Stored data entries
#####
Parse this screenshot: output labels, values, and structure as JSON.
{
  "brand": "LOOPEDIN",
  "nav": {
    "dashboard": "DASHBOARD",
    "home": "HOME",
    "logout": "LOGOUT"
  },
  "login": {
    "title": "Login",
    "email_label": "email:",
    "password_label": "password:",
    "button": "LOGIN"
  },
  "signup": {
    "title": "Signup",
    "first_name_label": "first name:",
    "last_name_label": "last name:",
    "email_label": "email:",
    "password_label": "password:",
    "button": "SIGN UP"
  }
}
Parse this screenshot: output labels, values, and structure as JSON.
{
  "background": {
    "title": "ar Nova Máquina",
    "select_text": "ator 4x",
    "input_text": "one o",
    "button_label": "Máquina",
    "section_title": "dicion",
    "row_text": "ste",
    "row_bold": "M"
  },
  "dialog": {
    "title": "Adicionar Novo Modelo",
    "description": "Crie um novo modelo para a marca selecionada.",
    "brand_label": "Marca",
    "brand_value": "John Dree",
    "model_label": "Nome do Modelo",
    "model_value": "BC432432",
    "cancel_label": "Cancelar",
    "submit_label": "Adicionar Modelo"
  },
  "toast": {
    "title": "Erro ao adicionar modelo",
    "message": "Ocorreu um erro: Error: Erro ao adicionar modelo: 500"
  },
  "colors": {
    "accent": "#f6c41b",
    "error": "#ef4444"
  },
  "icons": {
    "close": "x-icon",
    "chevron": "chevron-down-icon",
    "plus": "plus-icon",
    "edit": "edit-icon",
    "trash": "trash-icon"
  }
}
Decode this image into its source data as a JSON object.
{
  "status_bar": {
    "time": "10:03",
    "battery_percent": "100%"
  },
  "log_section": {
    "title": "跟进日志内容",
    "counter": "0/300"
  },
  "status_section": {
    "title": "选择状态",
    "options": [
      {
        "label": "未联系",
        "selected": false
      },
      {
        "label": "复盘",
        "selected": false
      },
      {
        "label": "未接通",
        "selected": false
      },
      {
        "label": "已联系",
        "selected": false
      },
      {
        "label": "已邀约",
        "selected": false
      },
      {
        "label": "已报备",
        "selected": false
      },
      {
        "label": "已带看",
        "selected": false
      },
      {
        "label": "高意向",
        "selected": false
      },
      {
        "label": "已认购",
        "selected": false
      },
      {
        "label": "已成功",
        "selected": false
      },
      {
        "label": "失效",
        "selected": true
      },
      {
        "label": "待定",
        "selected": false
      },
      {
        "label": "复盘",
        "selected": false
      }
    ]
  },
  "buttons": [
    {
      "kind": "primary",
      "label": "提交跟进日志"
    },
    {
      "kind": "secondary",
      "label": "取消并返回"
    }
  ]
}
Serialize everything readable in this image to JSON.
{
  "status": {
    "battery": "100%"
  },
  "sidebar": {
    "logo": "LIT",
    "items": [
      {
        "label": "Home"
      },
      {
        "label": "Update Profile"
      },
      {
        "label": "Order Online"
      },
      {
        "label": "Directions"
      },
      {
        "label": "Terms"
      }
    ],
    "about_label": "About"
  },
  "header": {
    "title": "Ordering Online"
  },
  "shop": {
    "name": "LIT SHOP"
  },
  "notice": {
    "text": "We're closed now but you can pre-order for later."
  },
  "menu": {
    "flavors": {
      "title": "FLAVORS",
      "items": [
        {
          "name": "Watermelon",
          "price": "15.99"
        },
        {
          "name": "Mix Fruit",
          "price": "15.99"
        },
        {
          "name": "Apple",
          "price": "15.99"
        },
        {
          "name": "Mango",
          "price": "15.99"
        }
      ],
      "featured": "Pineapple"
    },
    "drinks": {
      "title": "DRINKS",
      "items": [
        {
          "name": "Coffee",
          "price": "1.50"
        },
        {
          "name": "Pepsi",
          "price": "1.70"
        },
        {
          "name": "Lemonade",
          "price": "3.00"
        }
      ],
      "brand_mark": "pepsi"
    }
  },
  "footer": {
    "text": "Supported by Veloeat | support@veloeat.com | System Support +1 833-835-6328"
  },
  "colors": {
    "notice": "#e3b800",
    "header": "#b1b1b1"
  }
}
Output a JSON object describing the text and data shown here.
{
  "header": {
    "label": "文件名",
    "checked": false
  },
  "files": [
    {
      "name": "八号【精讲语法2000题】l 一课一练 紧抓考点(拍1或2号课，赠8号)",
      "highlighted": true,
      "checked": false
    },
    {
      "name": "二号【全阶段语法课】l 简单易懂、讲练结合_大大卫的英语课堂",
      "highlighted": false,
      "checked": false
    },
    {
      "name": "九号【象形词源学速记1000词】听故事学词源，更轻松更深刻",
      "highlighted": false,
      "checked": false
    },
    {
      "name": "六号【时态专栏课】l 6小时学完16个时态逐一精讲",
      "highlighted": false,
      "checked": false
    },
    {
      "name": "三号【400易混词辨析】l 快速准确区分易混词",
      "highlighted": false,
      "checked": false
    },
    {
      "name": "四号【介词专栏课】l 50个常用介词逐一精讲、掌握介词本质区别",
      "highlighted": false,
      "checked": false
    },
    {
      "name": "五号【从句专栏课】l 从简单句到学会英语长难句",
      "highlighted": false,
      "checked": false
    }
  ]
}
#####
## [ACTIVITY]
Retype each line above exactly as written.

## [ANSWER SPACE]
Parse this screenshot: output labels, values, and structure as JSON.
{
  "brand": "LOOPEDIN",
  "nav": {
    "dashboard": "DASHBOARD",
    "home": "HOME",
    "logout": "LOGOUT"
  },
  "login": {
    "title": "Login",
    "email_label": "email:",
    "password_label": "password:",
    "button": "LOGIN"
  },
  "signup": {
    "title": "Signup",
    "first_name_label": "first name:",
    "last_name_label": "last name:",
    "email_label": "email:",
    "password_label": "password:",
    "button": "SIGN UP"
  }
}
Parse this screenshot: output labels, values, and structure as JSON.
{
  "background": {
    "title": "ar Nova Máquina",
    "select_text": "ator 4x",
    "input_text": "one o",
    "button_label": "Máquina",
    "section_title": "dicion",
    "row_text": "ste",
    "row_bold": "M"
  },
  "dialog": {
    "title": "Adicionar Novo Modelo",
    "description": "Crie um novo modelo para a marca selecionada.",
    "brand_label": "Marca",
    "brand_value": "John Dree",
    "model_label": "Nome do Modelo",
    "model_value": "BC432432",
    "cancel_label": "Cancelar",
    "submit_label": "Adicionar Modelo"
  },
  "toast": {
    "title": "Erro ao adicionar modelo",
    "message": "Ocorreu um erro: Error: Erro ao adicionar modelo: 500"
  },
  "colors": {
    "accent": "#f6c41b",
    "error": "#ef4444"
  },
  "icons": {
    "close": "x-icon",
    "chevron": "chevron-down-icon",
    "plus": "plus-icon",
    "edit": "edit-icon",
    "trash": "trash-icon"
  }
}
Decode this image into its source data as a JSON object.
{
  "status_bar": {
    "time": "10:03",
    "battery_percent": "100%"
  },
  "log_section": {
    "title": "跟进日志内容",
    "counter": "0/300"
  },
  "status_section": {
    "title": "选择状态",
    "options": [
      {
        "label": "未联系",
        "selected": false
      },
      {
        "label": "复盘",
        "selected": false
      },
      {
        "label": "未接通",
        "selected": false
      },
      {
        "label": "已联系",
        "selected": false
      },
      {
        "label": "已邀约",
        "selected": false
      },
      {
        "label": "已报备",
        "selected": false
      },
      {
        "label": "已带看",
        "selected": false
      },
      {
        "label": "高意向",
        "selected": false
      },
      {
        "label": "已认购",
        "selected": false
      },
      {
        "label": "已成功",
        "selected": false
      },
      {
        "label": "失效",
        "selected": true
      },
      {
        "label": "待定",
        "selected": false
      },
      {
        "label": "复盘",
        "selected": false
      }
    ]
  },
  "buttons": [
    {
      "kind": "primary",
      "label": "提交跟进日志"
    },
    {
      "kind": "secondary",
      "label": "取消并返回"
    }
  ]
}
Serialize everything readable in this image to JSON.
{
  "status": {
    "battery": "100%"
  },
  "sidebar": {
    "logo": "LIT",
    "items": [
      {
        "label": "Home"
      },
      {
        "label": "Update Profile"
      },
      {
        "label": "Order Online"
      },
      {
        "label": "Directions"
      },
      {
        "label": "Terms"
      }
    ],
    "about_label": "About"
  },
  "header": {
    "title": "Ordering Online"
  },
  "shop": {
    "name": "LIT SHOP"
  },
  "notice": {
    "text": "We're closed now but you can pre-order for later."
  },
  "menu": {
    "flavors": {
      "title": "FLAVORS",
      "items": [
        {
          "name": "Watermelon",
          "price": "15.99"
        },
        {
          "name": "Mix Fruit",
          "price": "15.99"
        },
        {
          "name": "Apple",
          "price": "15.99"
        },
        {
          "name": "Mango",
          "price": "15.99"
        }
      ],
      "featured": "Pineapple"
    },
    "drinks": {
      "title": "DRINKS",
      "items": [
        {
          "name": "Coffee",
          "price": "1.50"
        },
        {
          "name": "Pepsi",
          "price": "1.70"
        },
        {
          "name": "Lemonade",
          "price": "3.00"
        }
      ],
      "brand_mark": "pepsi"
    }
  },
  "footer": {
    "text": "Supported by Veloeat | support@veloeat.com | System Support +1 833-835-6328"
  },
  "colors": {
    "notice": "#e3b800",
    "header": "#b1b1b1"
  }
}
Output a JSON object describing the text and data shown here.
{
  "header": {
    "label": "文件名",
    "checked": false
  },
  "files": [
    {
      "name": "八号【精讲语法2000题】l 一课一练 紧抓考点(拍1或2号课，赠8号)",
      "highlighted": true,
      "checked": false
    },
    {
      "name": "二号【全阶段语法课】l 简单易懂、讲练结合_大大卫的英语课堂",
      "highlighted": false,
      "checked": false
    },
    {
      "name": "九号【象形词源学速记1000词】听故事学词源，更轻松更深刻",
      "highlighted": false,
      "checked": false
    },
    {
      "name": "六号【时态专栏课】l 6小时学完16个时态逐一精讲",
      "highlighted": false,
      "checked": false
    },
    {
      "name": "三号【400易混词辨析】l 快速准确区分易混词",
      "highlighted": false,
      "checked": false
    },
    {
      "name": "四号【介词专栏课】l 50个常用介词逐一精讲、掌握介词本质区别",
      "highlighted": false,
      "checked": false
    },
    {
      "name": "五号【从句专栏课】l 从简单句到学会英语长难句",
      "highlighted": false,
      "checked": false
    }
  ]
}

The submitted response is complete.